Ideals and ethics can clash in families, so don’t be amazed there is a lack of uniformity in businesses. But to make it worthwhile, you need value and ethics.
To some it’s money, because that is the most tangible and visible evidence of success. It may be the way you keep score, however other people use success to keep score of you. Success buys concrete, material things which are visible to all. But there are things that money can’t buy.
Money is nice and important, if only because the opposite condition is usually unbearable. Not having money means not having the tools we need to live, the fruit to be planted as a seed or enjoyed now. Having money means freedom from worry about bills and the ability to provide the things you want to provide for those who depend on you. Money can buy a lot of peace and security, but we must keep it in perspective. Neither peace nor security is absolute.
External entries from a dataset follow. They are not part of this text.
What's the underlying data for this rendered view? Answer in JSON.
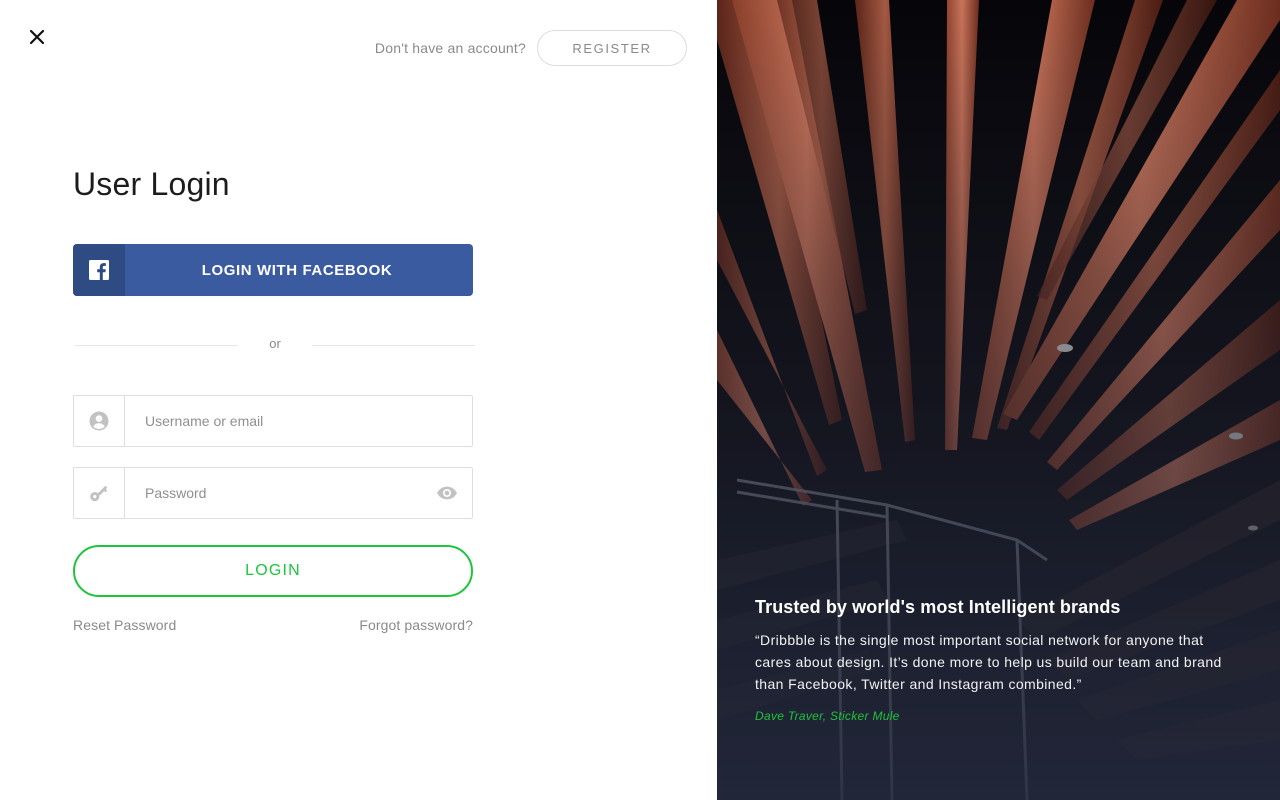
{
  "header": {
    "account_prompt": "Don't have an account?",
    "register_label": "REGISTER"
  },
  "login": {
    "title": "User Login",
    "facebook_label": "LOGIN WITH FACEBOOK",
    "divider_text": "or",
    "username_placeholder": "Username or email",
    "password_placeholder": "Password",
    "login_label": "LOGIN",
    "reset_label": "Reset Password",
    "forgot_label": "Forgot password?"
  },
  "testimonial": {
    "title": "Trusted by world's most Intelligent brands",
    "quote": "“Dribbble is the single most important social network for anyone that cares about design. It’s done more to help us build our team and brand than Facebook, Twitter and Instagram combined.”",
    "author": "Dave Traver, Sticker Mule"
  },
  "icons": {
    "close": "close-icon",
    "facebook": "facebook-icon",
    "user": "user-icon",
    "key": "key-icon",
    "eye": "eye-icon"
  },
  "colors": {
    "accent_green": "#1ec43c",
    "facebook_blue": "#3a5ba0",
    "facebook_blue_dark": "#2f4b84",
    "text_muted": "#8a8a8a"
  }
}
Success also includes happiness. Unless you truly love what you do, you will never get where you want to go. You cannot maintain the enthusiasm or excitement necessary to motivate the people around you if you don’t show it yourself. You have to know your stuff, but you also have to believe in it, because they will be the first to pick up on it if you don’t.
It’s your smile, manner, image and conduct that sets the tone for everyone and everything around you. Success may mean working for your community. It’s important not to confuse commerce with social consciousness. Your hard work can mean a lot to volunteer groups so make sure the work matters.
Charitable contributions can also make you feel worthwhile. Success is also the ability to develop a new method, idea or way of doing business that’s never been done before.
Whatever definition of success you like, the most important thing is to be good at whatever it is you do. Be the best you can be, treat people well and emulate always the kind of person you want to be, and the qualities you admire in others.
Do these things, and unqualified success will come to you.